Having the right accounting systems in place is fundamental to understanding and budgeting for cash flow. These are functions where your accountant can be of enormous assistance. With your management team, they can also recommend strategies for improving cash flow, for example:
- Set and stick to a cash management budget
- Managing and tighten your customers' credit
- Weed out unprofitable customers, those that cost more to maintain than they add to the bottom line
- Invoice promptly and take measures to encourage prompt payment
- See if payments to suppliers can be extended
- Renegotiate contracts
- Attract new customers or sell additional goods or services to your existing customers
- Keep a close eye on budgets and expenses for new product development
- Kill pet projects that are unproductive and a drain on cash
Another critical area of cash management for high tech companies moving to the growth stage is effective inventory management, and for companies looking to protect their cash it’s smart to minimize inventory.
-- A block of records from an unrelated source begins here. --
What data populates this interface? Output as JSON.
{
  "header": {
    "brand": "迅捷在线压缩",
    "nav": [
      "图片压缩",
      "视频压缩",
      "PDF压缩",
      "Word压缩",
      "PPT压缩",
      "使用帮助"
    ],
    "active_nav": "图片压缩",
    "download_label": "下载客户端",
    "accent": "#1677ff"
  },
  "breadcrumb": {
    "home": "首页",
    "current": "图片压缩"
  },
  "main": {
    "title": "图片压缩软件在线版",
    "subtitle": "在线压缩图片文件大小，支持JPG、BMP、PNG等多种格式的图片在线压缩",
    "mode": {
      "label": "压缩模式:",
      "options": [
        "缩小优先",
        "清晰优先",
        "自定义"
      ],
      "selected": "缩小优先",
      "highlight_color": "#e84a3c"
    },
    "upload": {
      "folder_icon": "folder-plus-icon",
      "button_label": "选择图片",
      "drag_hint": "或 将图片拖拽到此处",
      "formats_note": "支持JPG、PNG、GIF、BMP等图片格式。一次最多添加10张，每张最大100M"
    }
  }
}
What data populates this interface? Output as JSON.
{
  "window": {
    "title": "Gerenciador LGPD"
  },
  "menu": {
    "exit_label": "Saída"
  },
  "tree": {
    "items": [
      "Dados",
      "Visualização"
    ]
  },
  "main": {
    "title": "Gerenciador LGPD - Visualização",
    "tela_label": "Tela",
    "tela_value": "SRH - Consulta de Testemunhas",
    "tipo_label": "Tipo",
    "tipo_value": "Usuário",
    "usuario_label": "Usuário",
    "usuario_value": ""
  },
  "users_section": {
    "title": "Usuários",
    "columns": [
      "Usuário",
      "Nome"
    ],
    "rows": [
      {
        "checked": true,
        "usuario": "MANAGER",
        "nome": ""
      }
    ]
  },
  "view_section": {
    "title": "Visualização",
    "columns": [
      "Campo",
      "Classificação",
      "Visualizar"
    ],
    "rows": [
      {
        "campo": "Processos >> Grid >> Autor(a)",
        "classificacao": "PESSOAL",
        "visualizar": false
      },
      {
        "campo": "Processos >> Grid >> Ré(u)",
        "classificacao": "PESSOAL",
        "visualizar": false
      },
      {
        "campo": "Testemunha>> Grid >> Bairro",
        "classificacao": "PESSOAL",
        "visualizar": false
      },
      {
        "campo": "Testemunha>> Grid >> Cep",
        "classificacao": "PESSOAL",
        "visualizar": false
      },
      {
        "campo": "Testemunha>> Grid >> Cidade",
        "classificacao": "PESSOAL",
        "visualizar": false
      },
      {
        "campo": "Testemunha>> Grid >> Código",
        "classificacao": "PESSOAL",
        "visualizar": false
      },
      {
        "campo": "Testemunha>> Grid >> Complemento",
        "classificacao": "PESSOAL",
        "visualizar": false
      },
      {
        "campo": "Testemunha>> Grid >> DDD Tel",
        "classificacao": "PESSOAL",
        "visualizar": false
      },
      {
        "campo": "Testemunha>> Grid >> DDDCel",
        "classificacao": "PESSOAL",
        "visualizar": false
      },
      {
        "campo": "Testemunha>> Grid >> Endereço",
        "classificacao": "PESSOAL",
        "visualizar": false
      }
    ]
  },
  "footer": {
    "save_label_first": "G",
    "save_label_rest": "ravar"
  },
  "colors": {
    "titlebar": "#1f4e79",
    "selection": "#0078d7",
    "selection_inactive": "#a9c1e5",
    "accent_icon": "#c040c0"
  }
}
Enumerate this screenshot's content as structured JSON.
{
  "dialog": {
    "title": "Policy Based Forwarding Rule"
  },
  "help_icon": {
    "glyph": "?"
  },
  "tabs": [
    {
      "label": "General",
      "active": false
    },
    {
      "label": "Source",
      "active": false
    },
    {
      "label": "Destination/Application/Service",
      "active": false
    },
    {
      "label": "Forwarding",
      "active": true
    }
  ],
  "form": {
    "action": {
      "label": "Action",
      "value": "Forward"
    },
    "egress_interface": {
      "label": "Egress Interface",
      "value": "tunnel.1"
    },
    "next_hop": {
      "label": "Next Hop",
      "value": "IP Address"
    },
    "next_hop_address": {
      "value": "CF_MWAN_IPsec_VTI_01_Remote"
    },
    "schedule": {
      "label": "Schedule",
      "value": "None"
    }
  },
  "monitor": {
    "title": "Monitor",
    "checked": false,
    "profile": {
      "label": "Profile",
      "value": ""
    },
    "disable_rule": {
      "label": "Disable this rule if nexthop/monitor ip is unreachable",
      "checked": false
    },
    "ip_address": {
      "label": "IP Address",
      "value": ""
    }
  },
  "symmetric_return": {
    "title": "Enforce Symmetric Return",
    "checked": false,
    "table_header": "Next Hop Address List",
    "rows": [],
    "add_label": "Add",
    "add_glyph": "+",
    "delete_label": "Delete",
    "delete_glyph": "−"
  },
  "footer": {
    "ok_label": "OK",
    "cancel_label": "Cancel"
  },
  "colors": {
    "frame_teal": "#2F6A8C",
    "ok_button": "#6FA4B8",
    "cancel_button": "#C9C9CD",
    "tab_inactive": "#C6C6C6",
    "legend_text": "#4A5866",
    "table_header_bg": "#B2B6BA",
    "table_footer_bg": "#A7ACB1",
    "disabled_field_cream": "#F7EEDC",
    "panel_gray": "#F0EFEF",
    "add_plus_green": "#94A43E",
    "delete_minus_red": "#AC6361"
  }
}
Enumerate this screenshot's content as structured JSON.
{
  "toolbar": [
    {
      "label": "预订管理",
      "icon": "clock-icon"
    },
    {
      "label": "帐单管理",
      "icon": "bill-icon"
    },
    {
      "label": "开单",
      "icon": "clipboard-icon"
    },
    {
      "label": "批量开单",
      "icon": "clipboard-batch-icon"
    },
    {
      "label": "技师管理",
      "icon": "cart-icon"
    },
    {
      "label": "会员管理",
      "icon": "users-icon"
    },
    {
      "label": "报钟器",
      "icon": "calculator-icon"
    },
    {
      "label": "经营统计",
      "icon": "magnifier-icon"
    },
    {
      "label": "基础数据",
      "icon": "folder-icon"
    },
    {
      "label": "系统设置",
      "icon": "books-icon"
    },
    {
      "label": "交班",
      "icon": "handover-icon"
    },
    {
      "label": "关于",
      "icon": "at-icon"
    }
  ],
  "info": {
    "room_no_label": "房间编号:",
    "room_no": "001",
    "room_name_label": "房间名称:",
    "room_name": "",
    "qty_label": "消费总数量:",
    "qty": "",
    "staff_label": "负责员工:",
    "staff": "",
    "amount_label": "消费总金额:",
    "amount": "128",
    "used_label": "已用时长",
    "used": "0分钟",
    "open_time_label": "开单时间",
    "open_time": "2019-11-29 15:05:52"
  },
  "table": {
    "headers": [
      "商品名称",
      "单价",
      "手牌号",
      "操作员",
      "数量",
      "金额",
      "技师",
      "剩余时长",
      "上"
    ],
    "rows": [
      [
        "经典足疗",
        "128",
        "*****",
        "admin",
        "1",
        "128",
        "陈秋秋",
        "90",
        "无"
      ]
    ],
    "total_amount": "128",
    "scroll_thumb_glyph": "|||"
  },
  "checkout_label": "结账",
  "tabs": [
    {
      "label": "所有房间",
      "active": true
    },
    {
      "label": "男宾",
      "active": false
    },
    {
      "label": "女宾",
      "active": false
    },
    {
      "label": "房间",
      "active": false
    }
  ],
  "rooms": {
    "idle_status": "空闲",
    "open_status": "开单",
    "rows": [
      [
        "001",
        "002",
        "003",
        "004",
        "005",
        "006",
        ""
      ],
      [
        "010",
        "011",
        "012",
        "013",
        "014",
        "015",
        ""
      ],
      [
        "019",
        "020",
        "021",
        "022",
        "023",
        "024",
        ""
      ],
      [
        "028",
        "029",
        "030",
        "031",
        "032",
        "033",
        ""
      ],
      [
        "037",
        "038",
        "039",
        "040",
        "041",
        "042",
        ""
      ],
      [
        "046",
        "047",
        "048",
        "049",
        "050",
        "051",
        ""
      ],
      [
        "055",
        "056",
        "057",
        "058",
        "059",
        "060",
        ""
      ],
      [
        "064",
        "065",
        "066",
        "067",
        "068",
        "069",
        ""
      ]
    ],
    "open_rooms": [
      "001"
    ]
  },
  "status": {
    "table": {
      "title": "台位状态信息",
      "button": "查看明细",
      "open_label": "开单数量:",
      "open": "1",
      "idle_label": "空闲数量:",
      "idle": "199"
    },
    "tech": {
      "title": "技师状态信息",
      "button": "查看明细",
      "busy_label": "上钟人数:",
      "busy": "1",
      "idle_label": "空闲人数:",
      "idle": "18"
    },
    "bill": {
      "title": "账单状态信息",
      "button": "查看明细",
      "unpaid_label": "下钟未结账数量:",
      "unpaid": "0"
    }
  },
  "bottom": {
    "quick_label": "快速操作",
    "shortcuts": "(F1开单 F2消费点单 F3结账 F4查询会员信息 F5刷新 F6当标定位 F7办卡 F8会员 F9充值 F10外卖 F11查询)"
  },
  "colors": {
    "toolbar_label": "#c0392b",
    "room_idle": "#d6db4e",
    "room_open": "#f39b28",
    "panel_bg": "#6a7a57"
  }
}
According to Chris Gordon of WIPRO Consulting Service, “high-tech businesses often cannot satisfy demand for their most popular products due to availability issues, and also experience inventory overhangs when a slump in demand catches them off guard.”
Your inventory management best practices may include the following strategies:
- Make your vendors keep your inventory
- Have vendors ship the inventory to customers
- Outsource components of the manufacturing process
- Order inventory just-in-time
- Pay only as you use the inventory
- Order in real time
- Educate employees about your goal to reduce inventory and give them an incentive for making it happen
- Make products to order instead of to sell
- Allow only limited access to inventory to minimize theft
- Use the same inventory items to create multiple products
- Stock only items that have a quick turnaround
- Get rid of obsolete inventory
There are, of course, other more sophisticated inventory control strategies and technologies that require greater involvement with your team of accounting and operations management advisors.
It’s unfortunate that so many high tech companies fail to make the leap to a growth stage because of cash management issues. While this blog post provides a brief overview of why cash flow management is important, and a number of strategies for improving cash flow, our recommendation is that you make this issue a priority in your planning efforts.
Freed Maxick has worked with hundreds of high tech companies and startups. Please call us to talk with one of our CPAs or business advisors on cash management and inventory control strategies for your high tech company. Call us at 716.847.2651, or contact us here.